Shammam contends that an investigation must be active in order to outweigh prejudice to the defendant. There is no clearly established Supreme Court authority so holding. Lovasco suggests that a defendant may show the state acted “to gain [a] tactical advantage over the accused” – conduct that is akin to bad faith – to render investigative delay unjustified. See id. at 795 (internal quotation marks omitted). Here, the Court of Appeal concluded that Shammam had not “carried his burden on appeal to show that there is insufficient evidence to support the [trial] court's finding that the investigation was, instead, negligently conducted, intentionally delayed, or otherwise unjustifiably delayed.”
Requiring a defendant to show more than a period of investigative inactivity comports with Lovasco's teaching that it is appropriate for a prosecutor to wait to seek an “indictment[ ] until he is completely satisfied that he ․ will be able promptly to establish guilt beyond a reasonable doubt.” 431 U.S. at 795 (holding the “Due Process Clause does not require” courts to “[p]enaliz[e] prosecutors who defer action” because they lack evidence to prove guilt). A prosecutor who has not sought an indictment for this reason may also reasonably choose to devote less attention to a case as time passes and fewer leads arise. Standing alone, this does not amount to bad faith and does not constitute a violation of the defendant's due process rights.
1. In California, there is no statute of limitations for murder, which is punishable by death or life imprisonment. Cal. Penal Code § 799.

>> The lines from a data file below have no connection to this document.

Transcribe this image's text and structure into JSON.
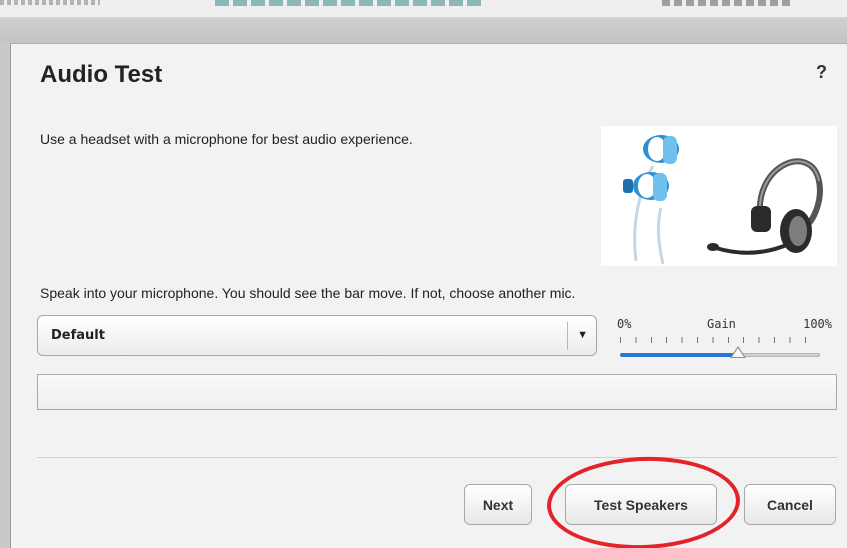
{
  "dialog": {
    "title": "Audio Test",
    "help": "?",
    "instruction": "Use a headset with a microphone for best audio experience.",
    "speak_instruction": "Speak into your microphone. You should see the bar move. If not, choose another mic."
  },
  "mic_select": {
    "value": "Default"
  },
  "gain": {
    "min_label": "0%",
    "label": "Gain",
    "max_label": "100%",
    "level": 0.59
  },
  "buttons": {
    "next": "Next",
    "test_speakers": "Test Speakers",
    "cancel": "Cancel"
  },
  "colors": {
    "annotation": "#e2232a",
    "slider_fill": "#2a78d6",
    "earbud_blue": "#2d8fd4"
  },
  "icons": {
    "help": "question-mark-icon",
    "dropdown": "chevron-down-icon",
    "image": "headset-earbuds-image"
  }
}
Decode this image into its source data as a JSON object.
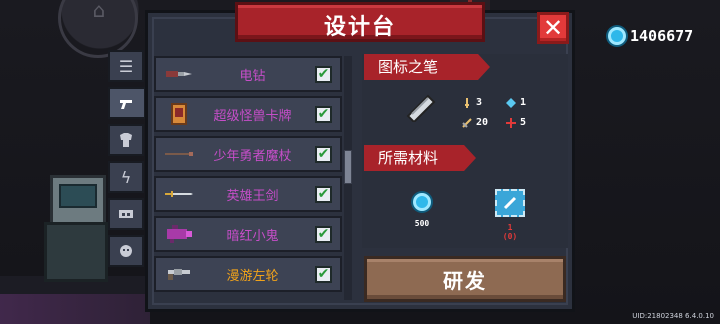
{
  "title": "设计台",
  "currency": {
    "icon": "gem-icon",
    "amount": "1406677"
  },
  "tabs": [
    {
      "icon": "list-icon",
      "active": false
    },
    {
      "icon": "gun-icon",
      "active": true
    },
    {
      "icon": "armor-icon",
      "active": false
    },
    {
      "icon": "lightning-icon",
      "active": false
    },
    {
      "icon": "machine-icon",
      "active": false
    },
    {
      "icon": "pet-icon",
      "active": false
    }
  ],
  "items": [
    {
      "name": "电钻",
      "color": "#c64ec9",
      "icon": "drill-icon",
      "checked": true
    },
    {
      "name": "超级怪兽卡牌",
      "color": "#c64ec9",
      "icon": "card-icon",
      "checked": true
    },
    {
      "name": "少年勇者魔杖",
      "color": "#c64ec9",
      "icon": "staff-icon",
      "checked": true
    },
    {
      "name": "英雄王剑",
      "color": "#c64ec9",
      "icon": "sword-icon",
      "checked": true
    },
    {
      "name": "暗红小鬼",
      "color": "#c64ec9",
      "icon": "imp-gun-icon",
      "checked": true
    },
    {
      "name": "漫游左轮",
      "color": "#f0a21b",
      "icon": "revolver-icon",
      "checked": true
    }
  ],
  "detail": {
    "blueprint_label": "图标之笔",
    "weapon_icon": "pen-icon",
    "stats": {
      "damage": "3",
      "energy": "1",
      "crit": "20",
      "accuracy": "5"
    },
    "materials_label": "所需材料",
    "materials": [
      {
        "icon": "gem-icon",
        "amount": "500"
      },
      {
        "icon": "chip-icon",
        "amount": "1",
        "owned": "(0)"
      }
    ],
    "research_button": "研发"
  },
  "uid_text": "UID:21802348 6.4.0.10"
}
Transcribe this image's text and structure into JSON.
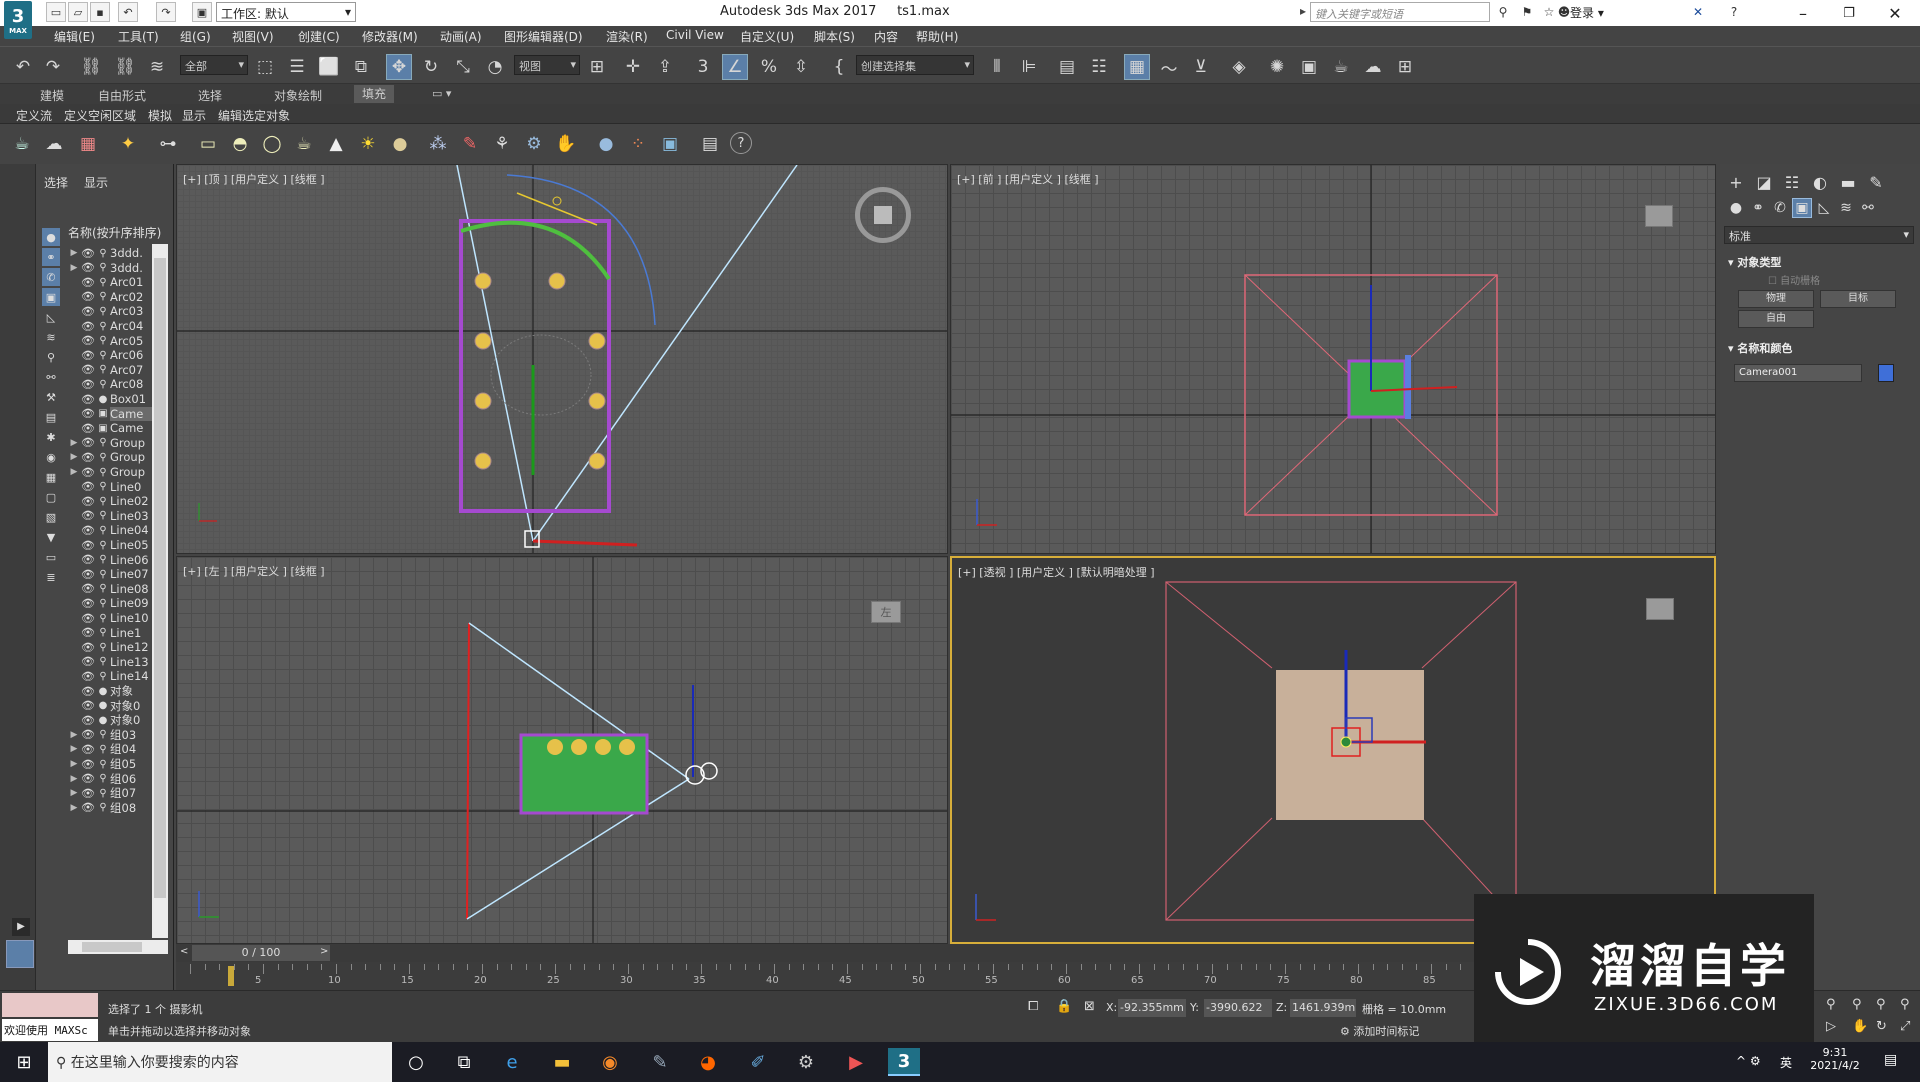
{
  "app": {
    "logo_label": "3",
    "logo_sub": "MAX",
    "workspace": "工作区: 默认",
    "title": "Autodesk 3ds Max 2017",
    "file": "ts1.max",
    "search_placeholder": "键入关键字或短语",
    "login": "登录"
  },
  "menu": [
    "编辑(E)",
    "工具(T)",
    "组(G)",
    "视图(V)",
    "创建(C)",
    "修改器(M)",
    "动画(A)",
    "图形编辑器(D)",
    "渲染(R)",
    "Civil View",
    "自定义(U)",
    "脚本(S)",
    "内容",
    "帮助(H)"
  ],
  "toolbar": {
    "selection_filter": "全部",
    "ref_coord": "视图",
    "named_selection": "创建选择集"
  },
  "ribbon": {
    "tabs": [
      "建模",
      "自由形式",
      "选择",
      "对象绘制",
      "填充"
    ],
    "active_tab": "填充",
    "subtabs": [
      "定义流",
      "定义空闲区域",
      "模拟",
      "显示",
      "编辑选定对象"
    ]
  },
  "scene_explorer": {
    "tabs": [
      "选择",
      "显示"
    ],
    "header": "名称(按升序排序)",
    "rows": [
      {
        "name": "3ddd.",
        "exp": "▶",
        "type": "grp"
      },
      {
        "name": "3ddd.",
        "exp": "▶",
        "type": "grp"
      },
      {
        "name": "Arc01",
        "exp": "",
        "type": "shape"
      },
      {
        "name": "Arc02",
        "exp": "",
        "type": "shape"
      },
      {
        "name": "Arc03",
        "exp": "",
        "type": "shape"
      },
      {
        "name": "Arc04",
        "exp": "",
        "type": "shape"
      },
      {
        "name": "Arc05",
        "exp": "",
        "type": "shape"
      },
      {
        "name": "Arc06",
        "exp": "",
        "type": "shape"
      },
      {
        "name": "Arc07",
        "exp": "",
        "type": "shape"
      },
      {
        "name": "Arc08",
        "exp": "",
        "type": "shape"
      },
      {
        "name": "Box01",
        "exp": "",
        "type": "geo"
      },
      {
        "name": "Came",
        "exp": "",
        "type": "cam",
        "selected": true
      },
      {
        "name": "Came",
        "exp": "",
        "type": "cam"
      },
      {
        "name": "Group",
        "exp": "▶",
        "type": "grp"
      },
      {
        "name": "Group",
        "exp": "▶",
        "type": "grp"
      },
      {
        "name": "Group",
        "exp": "▶",
        "type": "grp"
      },
      {
        "name": "Line0",
        "exp": "",
        "type": "shape"
      },
      {
        "name": "Line02",
        "exp": "",
        "type": "shape"
      },
      {
        "name": "Line03",
        "exp": "",
        "type": "shape"
      },
      {
        "name": "Line04",
        "exp": "",
        "type": "shape"
      },
      {
        "name": "Line05",
        "exp": "",
        "type": "shape"
      },
      {
        "name": "Line06",
        "exp": "",
        "type": "shape"
      },
      {
        "name": "Line07",
        "exp": "",
        "type": "shape"
      },
      {
        "name": "Line08",
        "exp": "",
        "type": "shape"
      },
      {
        "name": "Line09",
        "exp": "",
        "type": "shape"
      },
      {
        "name": "Line10",
        "exp": "",
        "type": "shape"
      },
      {
        "name": "Line1",
        "exp": "",
        "type": "shape"
      },
      {
        "name": "Line12",
        "exp": "",
        "type": "shape"
      },
      {
        "name": "Line13",
        "exp": "",
        "type": "shape"
      },
      {
        "name": "Line14",
        "exp": "",
        "type": "shape"
      },
      {
        "name": "对象",
        "exp": "",
        "type": "geo"
      },
      {
        "name": "对象0",
        "exp": "",
        "type": "geo"
      },
      {
        "name": "对象0",
        "exp": "",
        "type": "geo"
      },
      {
        "name": "组03",
        "exp": "▶",
        "type": "grp"
      },
      {
        "name": "组04",
        "exp": "▶",
        "type": "grp"
      },
      {
        "name": "组05",
        "exp": "▶",
        "type": "grp"
      },
      {
        "name": "组06",
        "exp": "▶",
        "type": "grp"
      },
      {
        "name": "组07",
        "exp": "▶",
        "type": "grp"
      },
      {
        "name": "组08",
        "exp": "▶",
        "type": "grp"
      }
    ]
  },
  "viewports": {
    "top": "[+] [顶 ] [用户定义 ] [线框 ]",
    "front": "[+] [前 ] [用户定义 ] [线框 ]",
    "left": "[+] [左 ] [用户定义 ] [线框 ]",
    "persp": "[+] [透视 ] [用户定义 ] [默认明暗处理 ]",
    "viewcube_left": "左"
  },
  "command_panel": {
    "dropdown": "标准",
    "object_type": "对象类型",
    "autogrid": "自动栅格",
    "btn_physical": "物理",
    "btn_target": "目标",
    "btn_free": "自由",
    "name_color": "名称和颜色",
    "object_name": "Camera001",
    "object_color": "#3f6fd8"
  },
  "timeline": {
    "frame_label": "0 / 100",
    "ticks": [
      "5",
      "10",
      "15",
      "20",
      "25",
      "30",
      "35",
      "40",
      "45",
      "50",
      "55",
      "60",
      "65",
      "70",
      "75",
      "80",
      "85"
    ]
  },
  "status": {
    "maxscript": "欢迎使用 MAXSc",
    "selected": "选择了 1 个 摄影机",
    "prompt": "单击并拖动以选择并移动对象",
    "x_label": "X:",
    "x": "-92.355mm",
    "y_label": "Y:",
    "y": "-3990.622",
    "z_label": "Z:",
    "z": "1461.939m",
    "grid": "栅格 = 10.0mm",
    "add_time_tag": "添加时间标记"
  },
  "taskbar": {
    "search": "在这里输入你要搜索的内容",
    "lang": "英",
    "time": "9:31",
    "date": "2021/4/2"
  },
  "watermark": {
    "title": "溜溜自学",
    "url": "ZIXUE.3D66.COM"
  }
}
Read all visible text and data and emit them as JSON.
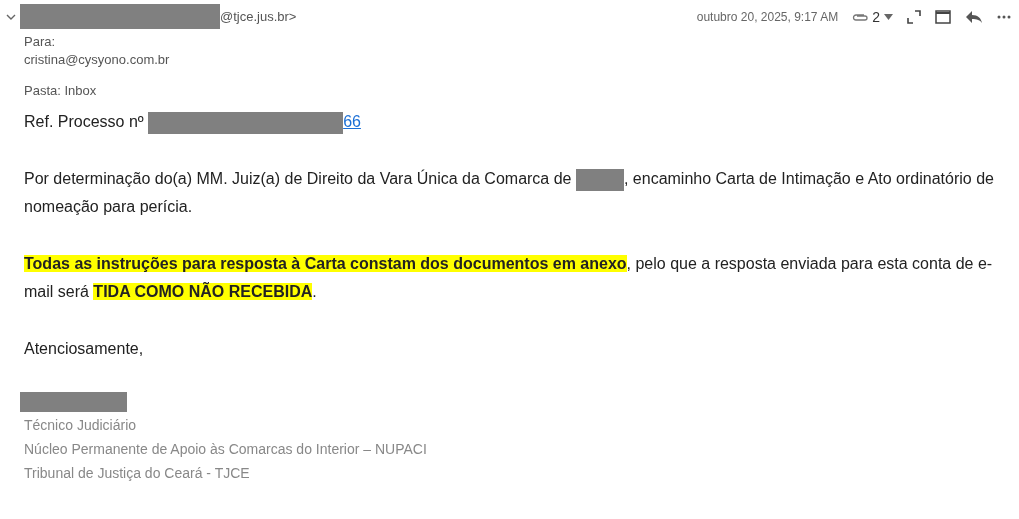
{
  "header": {
    "sender": [
      {
        "kind": "redacted"
      },
      {
        "kind": "text",
        "text": "@tjce.jus.br>"
      }
    ],
    "date": "outubro 20, 2025, 9:17 AM",
    "attachments": "2",
    "to_label": "Para:",
    "to": "cristina@cysyono.com.br",
    "folder": "Pasta: Inbox"
  },
  "body": [
    [
      {
        "kind": "text",
        "text": "Ref. Processo nº "
      },
      {
        "kind": "redacted"
      },
      {
        "kind": "link",
        "text": "66"
      }
    ],
    [
      {
        "kind": "text",
        "text": "Por determinação do(a) MM. Juiz(a) de Direito da Vara Única da Comarca de "
      },
      {
        "kind": "redacted"
      },
      {
        "kind": "text",
        "text": ", encaminho Carta de Intimação e Ato ordinatório de nomeação para perícia."
      }
    ],
    [
      {
        "kind": "highlight",
        "text": "Todas as instruções para resposta à Carta constam dos documentos em anexo"
      },
      {
        "kind": "text",
        "text": ", pelo que a resposta enviada para esta conta de e-mail será "
      },
      {
        "kind": "highlight",
        "text": "TIDA COMO NÃO RECEBIDA"
      },
      {
        "kind": "text",
        "text": "."
      }
    ],
    [
      {
        "kind": "text",
        "text": "Atenciosamente,"
      }
    ]
  ],
  "signature": [
    {
      "kind": "redacted"
    },
    {
      "kind": "text",
      "text": "Técnico Judiciário"
    },
    {
      "kind": "text",
      "text": "Núcleo Permanente de Apoio às Comarcas do Interior – NUPACI"
    },
    {
      "kind": "text",
      "text": "Tribunal de Justiça do Ceará - TJCE"
    }
  ]
}
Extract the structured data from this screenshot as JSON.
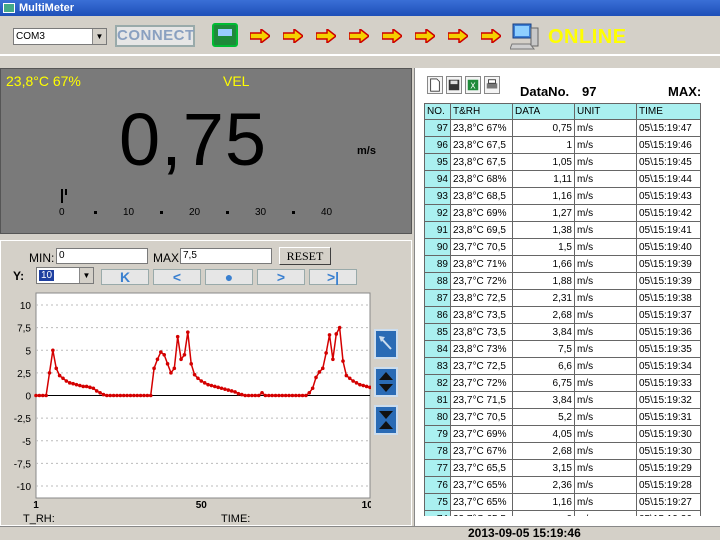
{
  "window": {
    "title": "MultiMeter"
  },
  "toolbar": {
    "com_port": "COM3",
    "connect_label": "CONNECT",
    "status": "ONLINE"
  },
  "display": {
    "env_reading": "23,8°C 67%",
    "mode": "VEL",
    "value": "0,75",
    "unit": "m/s",
    "scale": [
      "0",
      "10",
      "20",
      "30",
      "40"
    ]
  },
  "graph": {
    "min_label": "MIN:",
    "min_value": "0",
    "max_label": "MAX",
    "max_value": "7,5",
    "reset_label": "RESET",
    "y_label": "Y:",
    "y_value": "10",
    "t_rh_label": "T_RH:",
    "time_label": "TIME:"
  },
  "chart_data": {
    "type": "line",
    "x_ticks": [
      "1",
      "50",
      "100"
    ],
    "y_ticks": [
      "10",
      "7,5",
      "5",
      "2,5",
      "0",
      "-2,5",
      "-5",
      "-7,5",
      "-10"
    ],
    "xlim": [
      1,
      100
    ],
    "ylim": [
      -10,
      10
    ],
    "grid": true,
    "color": "#d40000",
    "values": [
      0,
      0,
      0,
      0,
      2.5,
      5,
      3,
      2.2,
      1.9,
      1.6,
      1.4,
      1.3,
      1.2,
      1.1,
      1.0,
      1.0,
      0.9,
      0.8,
      0.5,
      0.3,
      0.1,
      0,
      0,
      0,
      0,
      0,
      0,
      0,
      0,
      0,
      0,
      0,
      0,
      0,
      0,
      3,
      4,
      4.8,
      4.5,
      3.5,
      2.5,
      3,
      6.5,
      4,
      4.5,
      7,
      3.5,
      2.3,
      1.9,
      1.6,
      1.4,
      1.2,
      1.1,
      1.0,
      0.9,
      0.8,
      0.7,
      0.6,
      0.5,
      0.4,
      0.2,
      0.1,
      0,
      0,
      0,
      0,
      0,
      0.3,
      0,
      0,
      0,
      0,
      0,
      0,
      0,
      0,
      0,
      0,
      0,
      0,
      0,
      0.3,
      0.8,
      2,
      2.6,
      3,
      4.7,
      6.7,
      4,
      6.8,
      7.5,
      3.8,
      2.2,
      1.9,
      1.6,
      1.4,
      1.2,
      1.1,
      1.0,
      0.9,
      0.8
    ]
  },
  "table": {
    "toolbar_label": "DataNo.",
    "data_no": "97",
    "max_label": "MAX:",
    "columns": [
      "NO.",
      "T&RH",
      "DATA",
      "UNIT",
      "TIME"
    ],
    "rows": [
      [
        "97",
        "23,8°C 67%",
        "0,75",
        "m/s",
        "05\\15:19:47"
      ],
      [
        "96",
        "23,8°C 67,5",
        "1",
        "m/s",
        "05\\15:19:46"
      ],
      [
        "95",
        "23,8°C 67,5",
        "1,05",
        "m/s",
        "05\\15:19:45"
      ],
      [
        "94",
        "23,8°C 68%",
        "1,11",
        "m/s",
        "05\\15:19:44"
      ],
      [
        "93",
        "23,8°C 68,5",
        "1,16",
        "m/s",
        "05\\15:19:43"
      ],
      [
        "92",
        "23,8°C 69%",
        "1,27",
        "m/s",
        "05\\15:19:42"
      ],
      [
        "91",
        "23,8°C 69,5",
        "1,38",
        "m/s",
        "05\\15:19:41"
      ],
      [
        "90",
        "23,7°C 70,5",
        "1,5",
        "m/s",
        "05\\15:19:40"
      ],
      [
        "89",
        "23,8°C 71%",
        "1,66",
        "m/s",
        "05\\15:19:39"
      ],
      [
        "88",
        "23,7°C 72%",
        "1,88",
        "m/s",
        "05\\15:19:39"
      ],
      [
        "87",
        "23,8°C 72,5",
        "2,31",
        "m/s",
        "05\\15:19:38"
      ],
      [
        "86",
        "23,8°C 73,5",
        "2,68",
        "m/s",
        "05\\15:19:37"
      ],
      [
        "85",
        "23,8°C 73,5",
        "3,84",
        "m/s",
        "05\\15:19:36"
      ],
      [
        "84",
        "23,8°C 73%",
        "7,5",
        "m/s",
        "05\\15:19:35"
      ],
      [
        "83",
        "23,7°C 72,5",
        "6,6",
        "m/s",
        "05\\15:19:34"
      ],
      [
        "82",
        "23,7°C 72%",
        "6,75",
        "m/s",
        "05\\15:19:33"
      ],
      [
        "81",
        "23,7°C 71,5",
        "3,84",
        "m/s",
        "05\\15:19:32"
      ],
      [
        "80",
        "23,7°C 70,5",
        "5,2",
        "m/s",
        "05\\15:19:31"
      ],
      [
        "79",
        "23,7°C 69%",
        "4,05",
        "m/s",
        "05\\15:19:30"
      ],
      [
        "78",
        "23,7°C 67%",
        "2,68",
        "m/s",
        "05\\15:19:30"
      ],
      [
        "77",
        "23,7°C 65,5",
        "3,15",
        "m/s",
        "05\\15:19:29"
      ],
      [
        "76",
        "23,7°C 65%",
        "2,36",
        "m/s",
        "05\\15:19:28"
      ],
      [
        "75",
        "23,7°C 65%",
        "1,16",
        "m/s",
        "05\\15:19:27"
      ],
      [
        "74",
        "23,7°C 65,5",
        "0",
        "m/s",
        "05\\15:19:26"
      ],
      [
        "73",
        "23,7°C 65%",
        "0",
        "m/s",
        "05\\15:19:25"
      ],
      [
        "72",
        "23,7°C 65%",
        "0",
        "m/s",
        "05\\15:19:24"
      ]
    ]
  },
  "statusbar": {
    "datetime": "2013-09-05 15:19:46"
  }
}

2. To the extent Shammam makes other claims of prejudice, such as lost opportunity to impeach prosecution witnesses, he has not shown the trial court “plainly misapprehend[ed] or misstate[d] the record,” Milke, 711 F.3d at 1008, in finding he failed to prove those claims.